Given entries Start Marker

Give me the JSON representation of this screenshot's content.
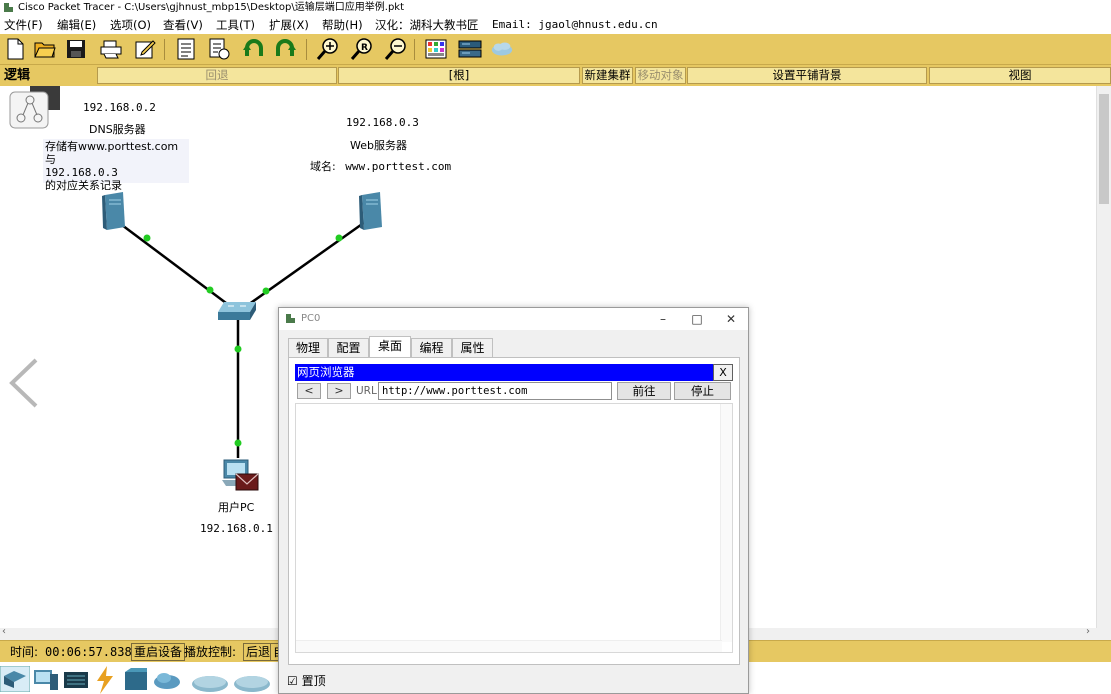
{
  "title_bar": {
    "text": "Cisco Packet Tracer - C:\\Users\\gjhnust_mbp15\\Desktop\\运输层端口应用举例.pkt"
  },
  "menu": {
    "file": "文件(F)",
    "edit": "编辑(E)",
    "options": "选项(O)",
    "view": "查看(V)",
    "tools": "工具(T)",
    "extensions": "扩展(X)",
    "help": "帮助(H)",
    "localized": "汉化：湖科大教书匠",
    "email": "Email: jgaol@hnust.edu.cn"
  },
  "toolbar": {
    "icons": [
      "new-file-icon",
      "open-folder-icon",
      "save-icon",
      "print-icon",
      "edit-icon",
      "activity-wizard-icon",
      "report-icon",
      "undo-icon",
      "redo-icon",
      "zoom-in-icon",
      "zoom-reset-icon",
      "zoom-out-icon",
      "palette-icon",
      "custom-device-icon",
      "cloud-icon"
    ]
  },
  "logic_bar": {
    "label": "逻辑",
    "back": "回退",
    "root": "[根]",
    "new_cluster": "新建集群",
    "move_object": "移动对象",
    "set_tiled_bg": "设置平铺背景",
    "viewport": "视图"
  },
  "topology": {
    "dns_server": {
      "ip": "192.168.0.2",
      "name": "DNS服务器",
      "note_line1": "存储有www.porttest.com与",
      "note_line2": "192.168.0.3",
      "note_line3": "的对应关系记录"
    },
    "web_server": {
      "ip": "192.168.0.3",
      "name": "Web服务器",
      "domain_label": "域名:",
      "domain": "www.porttest.com"
    },
    "user_pc": {
      "name": "用户PC",
      "ip": "192.168.0.1"
    }
  },
  "status_bar": {
    "time_label": "时间:",
    "time": "00:06:57.838",
    "reset": "重启设备",
    "playback": "播放控制:",
    "back": "后退",
    "next": "自"
  },
  "pc0_window": {
    "title": "PC0",
    "tabs": [
      "物理",
      "配置",
      "桌面",
      "编程",
      "属性"
    ],
    "active_tab": "桌面",
    "browser_title": "网页浏览器",
    "close": "X",
    "back": "<",
    "forward": ">",
    "url_label": "URL",
    "url": "http://www.porttest.com",
    "go": "前往",
    "stop": "停止",
    "always_on_top": "置顶"
  },
  "colors": {
    "toolbar": "#e6c862",
    "browser_header": "#0000ff",
    "link_light": "#22cc22"
  }
}
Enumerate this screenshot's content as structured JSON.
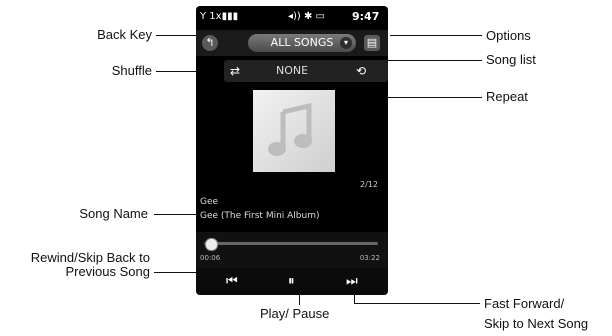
{
  "status_bar": {
    "signal": "Y 1x▮▮▮",
    "icons": "◂)) ✱ ▭",
    "time": "9:47"
  },
  "top_bar": {
    "back_icon": "↰",
    "song_list_label": "ALL SONGS",
    "song_list_caret": "▾",
    "options_icon": "▤"
  },
  "mode_bar": {
    "shuffle_icon": "⇄",
    "repeat_mode_label": "NONE",
    "repeat_icon": "⟲"
  },
  "track": {
    "position": "2/12",
    "artist": "Gee",
    "album": "Gee (The First Mini Album)",
    "elapsed": "00:06",
    "duration": "03:22",
    "progress": 0.03
  },
  "transport": {
    "prev_icon": "⏮",
    "play_pause_icon": "⏸",
    "next_icon": "⏭"
  },
  "callouts": {
    "back_key": "Back Key",
    "shuffle": "Shuffle",
    "song_name": "Song Name",
    "rewind_line1": "Rewind/Skip Back to",
    "rewind_line2": "Previous Song",
    "play_pause": "Play/ Pause",
    "options": "Options",
    "song_list": "Song list",
    "repeat": "Repeat",
    "ff_line1": "Fast Forward/",
    "ff_line2": "Skip to Next Song"
  }
}
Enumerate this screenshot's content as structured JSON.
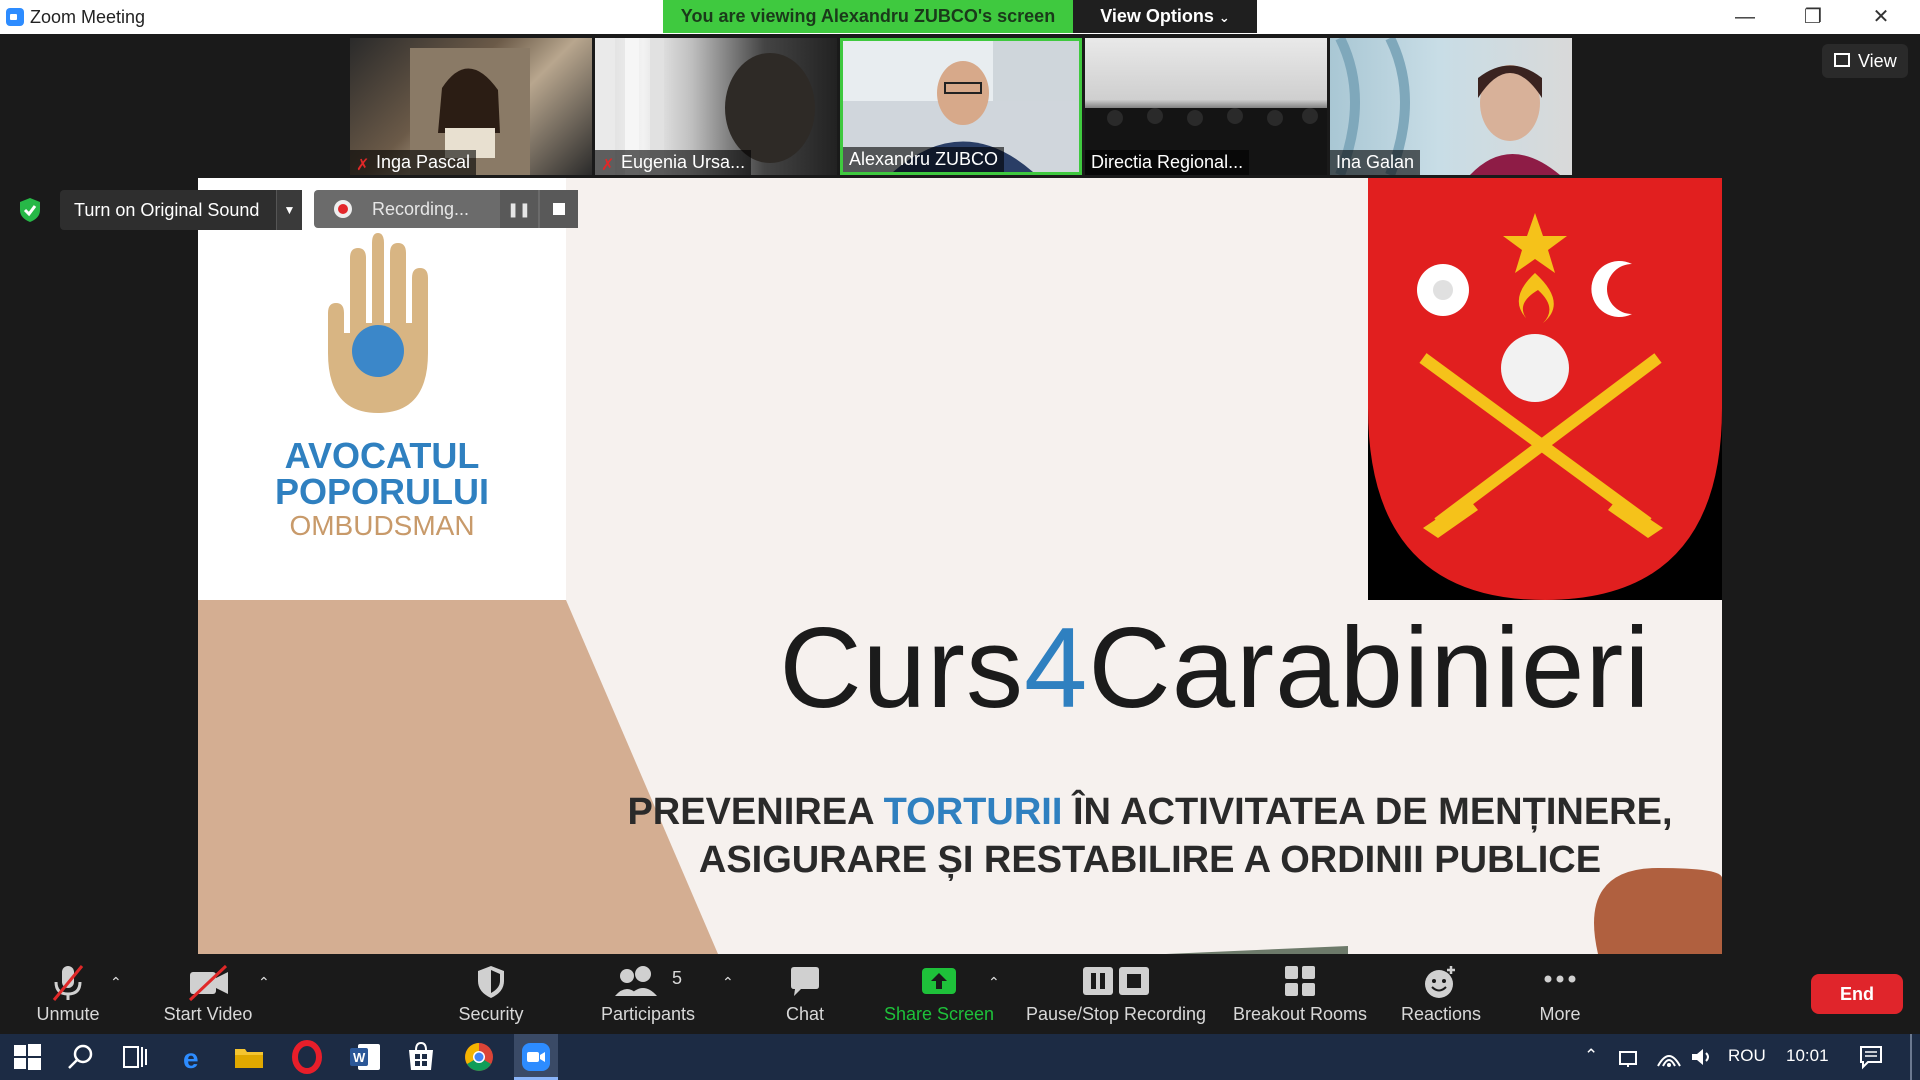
{
  "window": {
    "title": "Zoom Meeting",
    "viewing_banner": "You are viewing Alexandru ZUBCO's screen",
    "view_options": "View Options"
  },
  "participants": [
    {
      "name": "Inga Pascal",
      "muted": true
    },
    {
      "name": "Eugenia Ursa...",
      "muted": true
    },
    {
      "name": "Alexandru ZUBCO",
      "muted": false
    },
    {
      "name": "Directia Regional...",
      "muted": false
    },
    {
      "name": "Ina Galan",
      "muted": false
    }
  ],
  "view_button": "View",
  "original_sound": "Turn on Original Sound",
  "recording": "Recording...",
  "slide": {
    "logo_line1": "AVOCATUL",
    "logo_line2": "POPORULUI",
    "logo_line3": "OMBUDSMAN",
    "title_part1": "Curs",
    "title_num": "4",
    "title_part2": "Carabinieri",
    "sub_part1": "PREVENIREA ",
    "sub_highlight": "TORTURII",
    "sub_part2": " ÎN ACTIVITATEA DE MENȚINERE,",
    "sub_line2": "ASIGURARE ȘI RESTABILIRE A ORDINII PUBLICE"
  },
  "toolbar": {
    "unmute": "Unmute",
    "start_video": "Start Video",
    "security": "Security",
    "participants": "Participants",
    "participants_count": "5",
    "chat": "Chat",
    "share_screen": "Share Screen",
    "pause_stop": "Pause/Stop Recording",
    "breakout": "Breakout Rooms",
    "reactions": "Reactions",
    "more": "More",
    "end": "End"
  },
  "taskbar": {
    "language": "ROU",
    "time": "10:01"
  },
  "colors": {
    "banner_green": "#3fc93f",
    "end_red": "#e0252b",
    "share_green": "#1ec13a",
    "accent_blue": "#2f80c0"
  }
}
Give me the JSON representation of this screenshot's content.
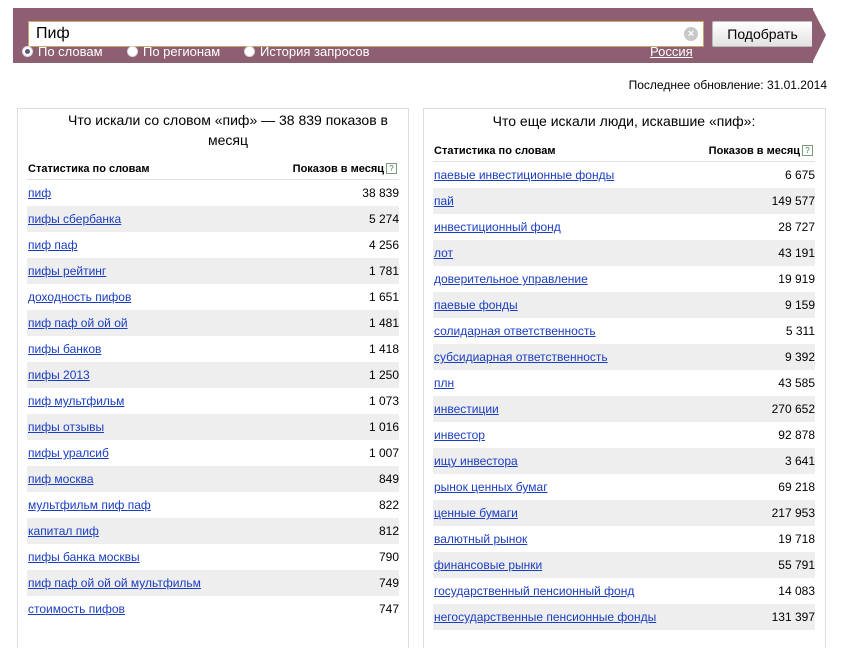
{
  "search": {
    "value": "Пиф",
    "submit_label": "Подобрать",
    "clear_icon": "close-icon"
  },
  "modes": [
    {
      "label": "По словам",
      "selected": true
    },
    {
      "label": "По регионам",
      "selected": false
    },
    {
      "label": "История запросов",
      "selected": false
    }
  ],
  "region": "Россия",
  "last_update": "Последнее обновление: 31.01.2014",
  "colors": {
    "topbar": "#8e5e73",
    "link": "#1a3dc1",
    "row_alt": "#eeeeee"
  },
  "left_panel": {
    "title": "Что искали со словом «пиф» — 38 839 показов в месяц",
    "col_query": "Статистика по словам",
    "col_count": "Показов в месяц",
    "help": "?",
    "rows": [
      {
        "q": "пиф",
        "n": "38 839"
      },
      {
        "q": "пифы сбербанка",
        "n": "5 274"
      },
      {
        "q": "пиф паф",
        "n": "4 256"
      },
      {
        "q": "пифы рейтинг",
        "n": "1 781"
      },
      {
        "q": "доходность пифов",
        "n": "1 651"
      },
      {
        "q": "пиф паф ой ой ой",
        "n": "1 481"
      },
      {
        "q": "пифы банков",
        "n": "1 418"
      },
      {
        "q": "пифы 2013",
        "n": "1 250"
      },
      {
        "q": "пиф мультфильм",
        "n": "1 073"
      },
      {
        "q": "пифы отзывы",
        "n": "1 016"
      },
      {
        "q": "пифы уралсиб",
        "n": "1 007"
      },
      {
        "q": "пиф москва",
        "n": "849"
      },
      {
        "q": "мультфильм пиф паф",
        "n": "822"
      },
      {
        "q": "капитал пиф",
        "n": "812"
      },
      {
        "q": "пифы банка москвы",
        "n": "790"
      },
      {
        "q": "пиф паф ой ой ой мультфильм",
        "n": "749"
      },
      {
        "q": "стоимость пифов",
        "n": "747"
      }
    ]
  },
  "right_panel": {
    "title": "Что еще искали люди, искавшие «пиф»:",
    "col_query": "Статистика по словам",
    "col_count": "Показов в месяц",
    "help": "?",
    "rows": [
      {
        "q": "паевые инвестиционные фонды",
        "n": "6 675"
      },
      {
        "q": "пай",
        "n": "149 577"
      },
      {
        "q": "инвестиционный фонд",
        "n": "28 727"
      },
      {
        "q": "лот",
        "n": "43 191"
      },
      {
        "q": "доверительное управление",
        "n": "19 919"
      },
      {
        "q": "паевые фонды",
        "n": "9 159"
      },
      {
        "q": "солидарная ответственность",
        "n": "5 311"
      },
      {
        "q": "субсидиарная ответственность",
        "n": "9 392"
      },
      {
        "q": "плн",
        "n": "43 585"
      },
      {
        "q": "инвестиции",
        "n": "270 652"
      },
      {
        "q": "инвестор",
        "n": "92 878"
      },
      {
        "q": "ищу инвестора",
        "n": "3 641"
      },
      {
        "q": "рынок ценных бумаг",
        "n": "69 218"
      },
      {
        "q": "ценные бумаги",
        "n": "217 953"
      },
      {
        "q": "валютный рынок",
        "n": "19 718"
      },
      {
        "q": "финансовые рынки",
        "n": "55 791"
      },
      {
        "q": "государственный пенсионный фонд",
        "n": "14 083"
      },
      {
        "q": "негосударственные пенсионные фонды",
        "n": "131 397"
      }
    ]
  }
}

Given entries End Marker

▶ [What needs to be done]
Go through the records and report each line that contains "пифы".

▶ [Solution to this task]
        "q": "пифы сбербанка",
        "q": "пифы рейтинг",
        "q": "пифы банков",
        "q": "пифы 2013",
        "q": "пифы отзывы",
        "q": "пифы уралсиб",
        "q": "пифы банка москвы",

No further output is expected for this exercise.